U.N. Special Envoy for Yemen Martin Griffiths said the two sides did not agree to release prisoners during this round of talks concluded Sunday in Amman.
“I am disappointed that this round of talks did not amount to what we saw in Switzerland last September which resulted in the historic release of 1056 detainees,” he said.
In October, the warring sides achieved the largest-ever prisoner swap of the war, releasing more than 1,000 detainees. That followed occasional releases of dozens of prisoners over the past two years, which also served as gestures of good faith, stoking hopes the factions would implement the 2018 agreement.
The prisoner swap talks were facilitated by the U.N. and the International Committee of the Red Cross.
Griffiths urged the warring sides to work on “the implementation of what they agreed to and expand the arrangements to release more detainees soon.”
He repeated his calls for “the unconditional release of all sick, wounded, elderly and children detainees as well as detained civilians, including women and journalists.”
The two sides traded the blame for the failure of the talks.
Yemen’s devastating conflict erupted in 2014, when the Houthis seized the capital, Sanaa, and much of the country’s north. That prompted a U.S.-backed Arab military coalition to intervene months later in a bid to restore the government of Yemeni President Abed Rabu Mansour Hadi to power.
The conflict has killed some 130,000 people and spawned the world’s worst humanitarian disaster.
The failure in the prisoner swap talks has come amid an intensive attack by the Houthis on the government-held Marib province.
The Houthi attacks forced several thousand of internally displaced people, or IDPs, to flee from Marib’s district of Swarih eastward to the province’s capital, after the heavy fighting left them without water, electricity, health and educational needs.
Marib province has served as a sort of haven for around 1 million Yemenis who have fled Houthi offensives since the start of the war.

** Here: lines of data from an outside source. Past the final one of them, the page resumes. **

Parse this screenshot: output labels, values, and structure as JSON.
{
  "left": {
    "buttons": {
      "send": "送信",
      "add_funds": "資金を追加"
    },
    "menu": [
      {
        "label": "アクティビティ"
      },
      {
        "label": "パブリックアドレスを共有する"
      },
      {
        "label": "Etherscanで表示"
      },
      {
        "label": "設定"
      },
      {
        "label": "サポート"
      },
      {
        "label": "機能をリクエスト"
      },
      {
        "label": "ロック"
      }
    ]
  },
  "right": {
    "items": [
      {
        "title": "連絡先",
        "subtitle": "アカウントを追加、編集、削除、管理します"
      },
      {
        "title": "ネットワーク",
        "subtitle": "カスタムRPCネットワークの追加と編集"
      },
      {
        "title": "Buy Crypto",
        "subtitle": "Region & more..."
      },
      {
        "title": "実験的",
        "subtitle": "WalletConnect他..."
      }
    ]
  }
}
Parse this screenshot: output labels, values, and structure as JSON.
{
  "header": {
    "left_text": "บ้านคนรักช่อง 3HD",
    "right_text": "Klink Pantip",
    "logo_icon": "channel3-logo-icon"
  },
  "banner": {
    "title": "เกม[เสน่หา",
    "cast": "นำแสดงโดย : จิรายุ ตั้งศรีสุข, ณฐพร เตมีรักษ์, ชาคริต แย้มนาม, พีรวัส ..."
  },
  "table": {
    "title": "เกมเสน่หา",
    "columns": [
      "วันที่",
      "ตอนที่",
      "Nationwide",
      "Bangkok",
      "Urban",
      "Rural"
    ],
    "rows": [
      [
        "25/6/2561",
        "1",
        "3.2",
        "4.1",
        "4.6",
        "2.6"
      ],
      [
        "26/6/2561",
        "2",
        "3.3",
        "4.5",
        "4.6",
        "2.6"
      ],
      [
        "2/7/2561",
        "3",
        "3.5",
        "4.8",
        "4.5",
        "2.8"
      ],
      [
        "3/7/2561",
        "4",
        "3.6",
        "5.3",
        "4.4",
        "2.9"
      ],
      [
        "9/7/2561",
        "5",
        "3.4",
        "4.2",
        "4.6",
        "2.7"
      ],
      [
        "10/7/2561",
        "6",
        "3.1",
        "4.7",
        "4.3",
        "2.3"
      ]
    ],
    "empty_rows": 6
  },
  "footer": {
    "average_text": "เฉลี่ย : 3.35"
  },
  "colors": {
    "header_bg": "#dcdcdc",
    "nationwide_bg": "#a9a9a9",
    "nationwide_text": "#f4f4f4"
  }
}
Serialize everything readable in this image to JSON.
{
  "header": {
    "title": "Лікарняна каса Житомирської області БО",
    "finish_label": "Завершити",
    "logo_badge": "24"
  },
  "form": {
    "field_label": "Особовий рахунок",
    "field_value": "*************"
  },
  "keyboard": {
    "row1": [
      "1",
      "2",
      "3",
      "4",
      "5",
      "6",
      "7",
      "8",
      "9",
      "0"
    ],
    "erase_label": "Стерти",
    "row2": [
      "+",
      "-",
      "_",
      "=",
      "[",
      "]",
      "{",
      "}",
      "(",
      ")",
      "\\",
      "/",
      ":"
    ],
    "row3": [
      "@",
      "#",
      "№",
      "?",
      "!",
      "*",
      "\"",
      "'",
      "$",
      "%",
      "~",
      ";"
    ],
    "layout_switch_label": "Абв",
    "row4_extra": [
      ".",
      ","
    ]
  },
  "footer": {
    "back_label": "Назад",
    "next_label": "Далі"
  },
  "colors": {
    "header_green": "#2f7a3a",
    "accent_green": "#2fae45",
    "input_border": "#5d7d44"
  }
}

Copyright 2021 The Associated Press. All rights reserved. This material may not be published, broadcast, rewritten or redistributed without permission.